I should state up front that I offer all of these not as a Doctor or Researcher, but as a Patient, and a “Citizen Scientist” if you will. None of this should be taken as medical advice, and certainly you should consult your Doctor when it comes to making decisions about your health.
When it comes to who these posts are for: They are for any individual who is looking to improve the health of their brains.
A big part of “Patient Empowerment” is being informed, and on my health journey over the last several years I have sought out lots of information related not just to my condition, but to health in general and brain health in particular.
As research and resources are exploding in all of these fields, I intend to update all of the posts that follow with new information and additional links as I come across them. That will be done in a resources section we will be adding to the site shortly, as opposed to going back and updating each of these posts over time. So feel free to re-visit this material when we get it posted over there as well as below.
I will also over time try to point you to the work of the expert doctors, researchers, and product developers who have been most helpful to me.
About Citizen Science for Health:
My health journey has included access to top researchers at places like Stanford, UCSF and University of Texas Medical Center. I know that our current healthcare system does not spread the benefits of good health care around evenly, and I want to do what I can to share what I can in support of those that may not have been as fortunate as I have so far.
When I look at how to be of support to others, my questions turn to how can I uniquely be of use—where are the gaps which it seems no one else is filling, or are at least under-filled. This has led me to create Citizen Science for Health to focus on:
> Encouraging experimentation, as an ideal way to turn “Patient Empowerment” from a buzzword into a real, lived experience
> Supporting clinical trials to prove or disprove the effectiveness of these various approaches
> Researching lifestyle medicine strategies (diet, exercise, etc....) to prevent Parkinson’s or slow neuro-degeneration
A note about my use of the term “Bio-hacking” in my title:
I choose to define bio-hacking as anything we do to try to pro-actively enhance our health.
As I described in the session, this effort is driven in a positive direction by the impulse to seek out what is “optimal” rather than just “normal”. That is true whether the focus is on lifespan or health span, various blood levels, mental function, aging, etc….
Brain Health Resources: "The Basics”
With the introduction above in mind, let me start with what one of my neurologist’s referred to as “The Basics” when I asked her about where I should turn in my search of what may be neuro-protective.
Her full comment was “The basics are called that for a reason—they include things like Exercise, Diet, Stress Reduction and Sleep.”

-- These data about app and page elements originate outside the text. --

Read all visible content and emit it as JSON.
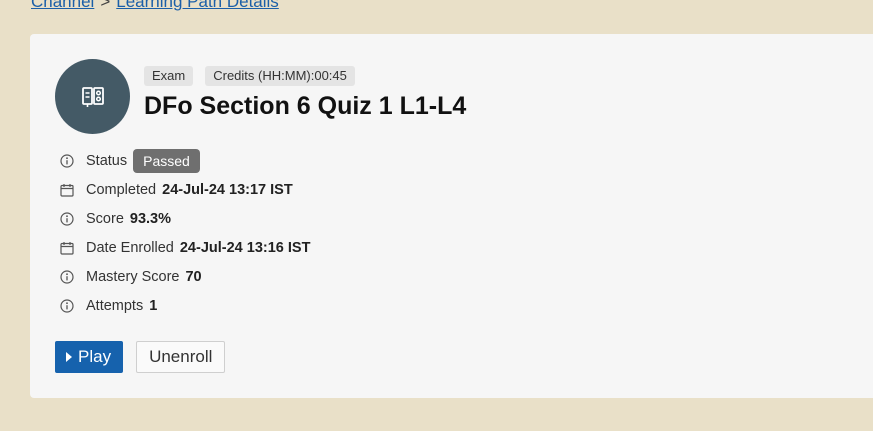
{
  "breadcrumb": {
    "items": [
      "Channel",
      "Learning Path Details"
    ],
    "separator": ">"
  },
  "course": {
    "icon": "exam-icon",
    "tags": [
      "Exam",
      "Credits (HH:MM):00:45"
    ],
    "title": "DFo Section 6 Quiz 1 L1-L4"
  },
  "details": [
    {
      "icon": "info-icon",
      "label": "Status",
      "value": "Passed",
      "type": "badge"
    },
    {
      "icon": "calendar-icon",
      "label": "Completed",
      "value": "24-Jul-24 13:17 IST"
    },
    {
      "icon": "info-icon",
      "label": "Score",
      "value": "93.3%"
    },
    {
      "icon": "calendar-icon",
      "label": "Date Enrolled",
      "value": "24-Jul-24 13:16 IST"
    },
    {
      "icon": "info-icon",
      "label": "Mastery Score",
      "value": "70"
    },
    {
      "icon": "info-icon",
      "label": "Attempts",
      "value": "1"
    }
  ],
  "actions": {
    "play_label": "Play",
    "unenroll_label": "Unenroll"
  },
  "colors": {
    "page_background": "#e9e0c8",
    "card_background": "#f6f6f6",
    "primary": "#1662ad",
    "avatar": "#445a66",
    "badge": "#6f6f6f"
  }
}
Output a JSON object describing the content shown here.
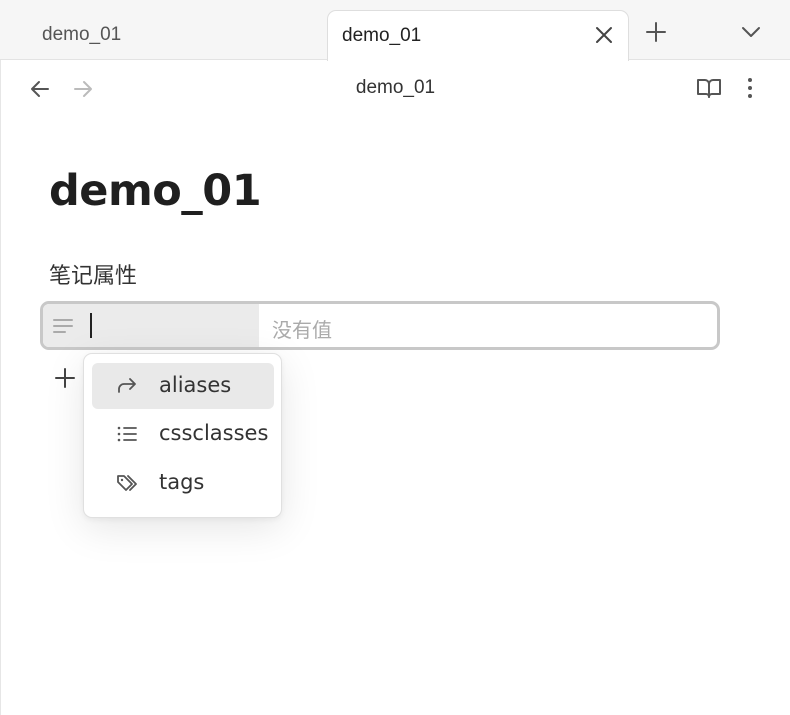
{
  "tabs": [
    {
      "label": "demo_01",
      "active": false
    },
    {
      "label": "demo_01",
      "active": true
    }
  ],
  "nav": {
    "title": "demo_01"
  },
  "note": {
    "title": "demo_01"
  },
  "properties": {
    "heading": "笔记属性",
    "key_value": "",
    "value_placeholder": "没有值"
  },
  "suggestions": [
    {
      "label": "aliases",
      "icon": "forward-arrow-icon",
      "selected": true
    },
    {
      "label": "cssclasses",
      "icon": "list-icon",
      "selected": false
    },
    {
      "label": "tags",
      "icon": "tags-icon",
      "selected": false
    }
  ],
  "colors": {
    "selected_bg": "#e9e9e9",
    "field_border": "#c8c8c8"
  }
}
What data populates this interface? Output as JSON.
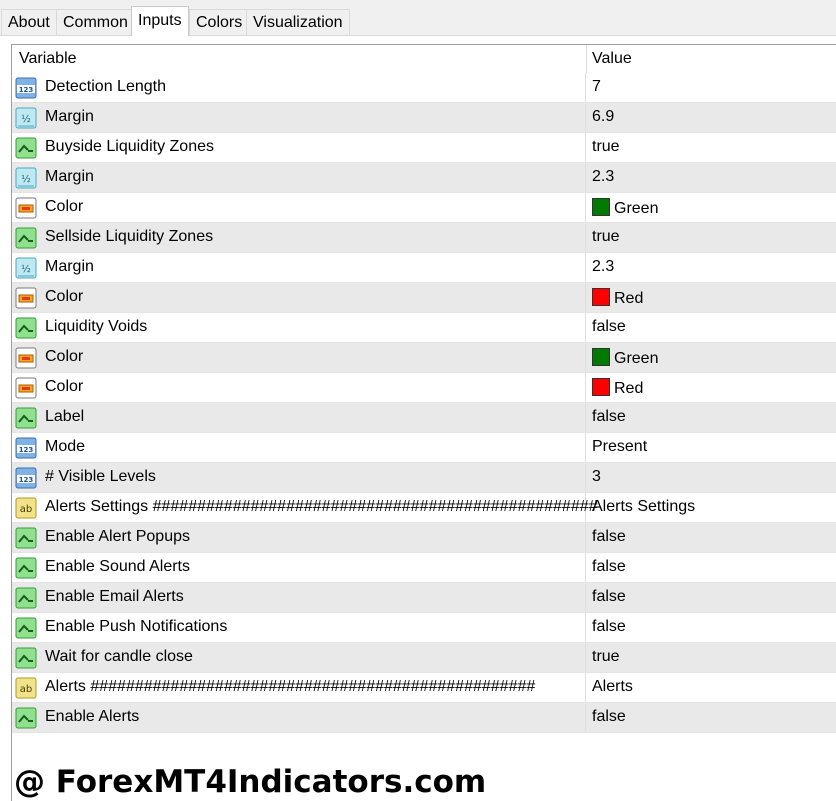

If you want to start with a great overview on some of these, check out this great set of Brain Tips from Maria Shriver’s Women’s Alzheimer’s Movement.
The Guardian, also offered a great overview piece recently, covering “Four steps to a younger, smarter brain”.
As does this overview piece from Next Avenue: Our Brains Need Exercise, Too